FIG. 6 is a flow chart illustrating steps executed in implementing another embodiment of the present invention. In step 600, measurements are taken of a desired phenomena. Those measurements are compared, in step 601, to alarm conditions. In step 602, a determination is made as to whether the alarm conditions have been met. If so, the probe triggers an alarm even in step 603. The alarm message is then assigned a high priority in step 604 for transmission to the central station.
If no alarm conditions are met, statistics are calculated in step 605 representing the measurements of the phenomena. The statistical values are assigned a medium priority, in step 606. At the same time, the raw measurements may be decimated in step 607 to reduce the total amount of measurement data on the probe. In step 608, the decimated measurements are assigned a low priority for transmission to the central station. In step 609, the decimated raw measurements are then stored in a local memory or local storage. In step 610, communications from the probe are transmitted to the central station according to the assigned priority level.

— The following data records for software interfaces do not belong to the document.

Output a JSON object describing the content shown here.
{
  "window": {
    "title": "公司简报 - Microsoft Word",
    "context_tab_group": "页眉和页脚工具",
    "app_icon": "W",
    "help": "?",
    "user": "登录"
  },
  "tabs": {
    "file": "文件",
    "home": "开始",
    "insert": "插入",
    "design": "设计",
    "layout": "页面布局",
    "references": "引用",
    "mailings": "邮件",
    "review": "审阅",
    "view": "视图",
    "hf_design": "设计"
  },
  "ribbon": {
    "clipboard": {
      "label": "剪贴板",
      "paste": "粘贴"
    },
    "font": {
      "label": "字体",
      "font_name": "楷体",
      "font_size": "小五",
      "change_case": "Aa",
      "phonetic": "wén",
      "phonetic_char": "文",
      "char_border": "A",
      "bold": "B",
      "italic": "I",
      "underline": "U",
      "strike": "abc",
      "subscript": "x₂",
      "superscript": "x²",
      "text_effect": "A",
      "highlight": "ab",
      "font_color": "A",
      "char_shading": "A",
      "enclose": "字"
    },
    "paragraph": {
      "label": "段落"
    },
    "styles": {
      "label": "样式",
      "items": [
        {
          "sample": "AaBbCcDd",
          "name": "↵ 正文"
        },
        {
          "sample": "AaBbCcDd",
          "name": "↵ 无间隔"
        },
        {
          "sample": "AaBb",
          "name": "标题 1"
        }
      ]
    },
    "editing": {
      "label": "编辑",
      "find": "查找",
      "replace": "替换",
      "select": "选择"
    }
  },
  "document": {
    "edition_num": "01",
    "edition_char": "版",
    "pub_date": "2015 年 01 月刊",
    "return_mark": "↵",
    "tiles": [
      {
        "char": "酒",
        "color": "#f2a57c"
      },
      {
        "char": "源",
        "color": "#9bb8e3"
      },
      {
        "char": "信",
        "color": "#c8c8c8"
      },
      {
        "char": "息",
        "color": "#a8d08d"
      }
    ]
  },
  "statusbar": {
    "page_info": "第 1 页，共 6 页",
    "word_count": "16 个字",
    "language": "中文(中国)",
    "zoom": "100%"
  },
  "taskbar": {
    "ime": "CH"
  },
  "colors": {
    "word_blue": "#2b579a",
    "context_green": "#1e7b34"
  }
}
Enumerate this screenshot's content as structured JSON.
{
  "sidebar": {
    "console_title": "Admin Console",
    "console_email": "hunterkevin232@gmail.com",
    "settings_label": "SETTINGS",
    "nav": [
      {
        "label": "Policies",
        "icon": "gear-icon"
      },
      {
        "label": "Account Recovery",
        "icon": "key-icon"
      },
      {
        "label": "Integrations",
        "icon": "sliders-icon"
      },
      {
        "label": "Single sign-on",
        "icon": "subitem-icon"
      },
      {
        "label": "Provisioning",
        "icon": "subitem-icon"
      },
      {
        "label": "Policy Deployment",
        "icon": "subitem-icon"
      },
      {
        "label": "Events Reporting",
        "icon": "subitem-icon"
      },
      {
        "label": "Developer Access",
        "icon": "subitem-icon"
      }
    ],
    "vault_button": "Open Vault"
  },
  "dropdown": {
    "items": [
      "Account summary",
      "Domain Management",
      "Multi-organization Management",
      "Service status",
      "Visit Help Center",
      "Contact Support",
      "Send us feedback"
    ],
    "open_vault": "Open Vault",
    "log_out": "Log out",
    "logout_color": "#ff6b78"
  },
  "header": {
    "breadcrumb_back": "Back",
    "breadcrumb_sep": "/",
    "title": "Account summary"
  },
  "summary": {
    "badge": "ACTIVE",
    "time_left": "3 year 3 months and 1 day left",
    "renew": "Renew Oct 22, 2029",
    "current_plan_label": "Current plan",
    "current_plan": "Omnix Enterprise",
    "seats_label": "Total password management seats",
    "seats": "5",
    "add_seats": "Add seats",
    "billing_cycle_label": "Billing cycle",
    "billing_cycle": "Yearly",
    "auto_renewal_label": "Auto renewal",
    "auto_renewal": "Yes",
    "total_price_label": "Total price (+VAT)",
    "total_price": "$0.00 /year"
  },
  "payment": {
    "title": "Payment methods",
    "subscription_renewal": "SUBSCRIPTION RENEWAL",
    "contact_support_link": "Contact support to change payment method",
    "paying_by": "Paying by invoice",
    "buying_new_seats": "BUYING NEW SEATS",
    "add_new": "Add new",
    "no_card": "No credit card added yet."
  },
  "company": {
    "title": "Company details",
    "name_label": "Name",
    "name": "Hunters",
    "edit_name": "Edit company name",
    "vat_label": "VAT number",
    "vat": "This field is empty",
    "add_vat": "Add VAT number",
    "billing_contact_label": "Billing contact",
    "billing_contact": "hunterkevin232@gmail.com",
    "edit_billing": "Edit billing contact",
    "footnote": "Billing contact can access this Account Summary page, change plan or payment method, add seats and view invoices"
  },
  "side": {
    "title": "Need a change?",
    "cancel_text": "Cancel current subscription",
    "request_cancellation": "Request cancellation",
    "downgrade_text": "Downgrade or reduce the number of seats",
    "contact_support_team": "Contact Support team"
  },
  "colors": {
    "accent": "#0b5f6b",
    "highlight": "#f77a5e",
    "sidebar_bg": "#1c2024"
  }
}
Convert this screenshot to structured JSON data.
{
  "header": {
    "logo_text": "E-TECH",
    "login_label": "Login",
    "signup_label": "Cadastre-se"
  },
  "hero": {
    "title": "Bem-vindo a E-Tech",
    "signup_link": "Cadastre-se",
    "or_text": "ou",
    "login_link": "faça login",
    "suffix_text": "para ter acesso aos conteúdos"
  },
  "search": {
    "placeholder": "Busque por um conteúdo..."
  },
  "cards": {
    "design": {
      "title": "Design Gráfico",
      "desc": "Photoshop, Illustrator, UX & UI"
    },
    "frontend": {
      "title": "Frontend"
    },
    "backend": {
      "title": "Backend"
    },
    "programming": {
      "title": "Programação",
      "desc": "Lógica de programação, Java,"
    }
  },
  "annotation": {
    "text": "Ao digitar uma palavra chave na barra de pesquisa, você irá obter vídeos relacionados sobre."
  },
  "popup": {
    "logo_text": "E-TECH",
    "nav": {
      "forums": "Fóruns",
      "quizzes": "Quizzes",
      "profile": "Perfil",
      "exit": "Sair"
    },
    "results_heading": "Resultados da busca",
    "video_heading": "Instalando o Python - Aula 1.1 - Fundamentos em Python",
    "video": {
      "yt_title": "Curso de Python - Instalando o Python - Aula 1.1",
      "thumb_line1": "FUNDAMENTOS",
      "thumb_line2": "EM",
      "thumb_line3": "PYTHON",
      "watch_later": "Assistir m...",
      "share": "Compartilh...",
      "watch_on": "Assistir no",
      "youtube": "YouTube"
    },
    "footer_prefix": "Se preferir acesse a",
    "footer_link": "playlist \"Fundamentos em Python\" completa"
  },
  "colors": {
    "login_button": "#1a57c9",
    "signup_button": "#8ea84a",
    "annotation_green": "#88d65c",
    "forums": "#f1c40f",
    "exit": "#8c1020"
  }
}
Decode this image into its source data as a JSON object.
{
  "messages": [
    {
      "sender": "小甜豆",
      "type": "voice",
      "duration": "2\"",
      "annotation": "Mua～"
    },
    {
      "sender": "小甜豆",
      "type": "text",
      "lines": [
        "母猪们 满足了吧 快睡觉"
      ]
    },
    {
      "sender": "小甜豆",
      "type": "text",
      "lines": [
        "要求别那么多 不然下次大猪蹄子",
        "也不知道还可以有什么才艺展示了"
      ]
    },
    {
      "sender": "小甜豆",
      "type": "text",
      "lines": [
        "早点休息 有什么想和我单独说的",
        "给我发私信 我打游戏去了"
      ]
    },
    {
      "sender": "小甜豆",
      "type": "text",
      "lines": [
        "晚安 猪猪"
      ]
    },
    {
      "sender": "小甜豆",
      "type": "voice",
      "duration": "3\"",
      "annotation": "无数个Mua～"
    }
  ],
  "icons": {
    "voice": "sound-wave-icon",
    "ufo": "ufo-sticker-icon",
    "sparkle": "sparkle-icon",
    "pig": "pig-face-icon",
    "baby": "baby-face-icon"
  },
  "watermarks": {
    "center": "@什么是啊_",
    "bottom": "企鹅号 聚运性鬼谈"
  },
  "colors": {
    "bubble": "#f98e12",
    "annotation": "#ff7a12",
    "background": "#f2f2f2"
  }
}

Although the present invention and its advantages have been described in detail, it should be understood that various changes, substitutions and alterations can be made herein without departing from the invention as defined by the appended claims. Moreover, the scope of the present application is not intended to be limited to the particular embodiments of the process, machine, manufacture, composition of matter, means, methods and steps described in the specification. As one will readily appreciate from the disclosure, processes, machines, manufacture, compositions of matter, means, methods, or steps, presently existing or later to be developed that perform substantially the same function or achieve substantially the same result as the corresponding embodiments described herein may be utilized. Accordingly, the appended claims are intended to include within their scope such processes, machines, manufacture, compositions of matter, means, methods, or steps.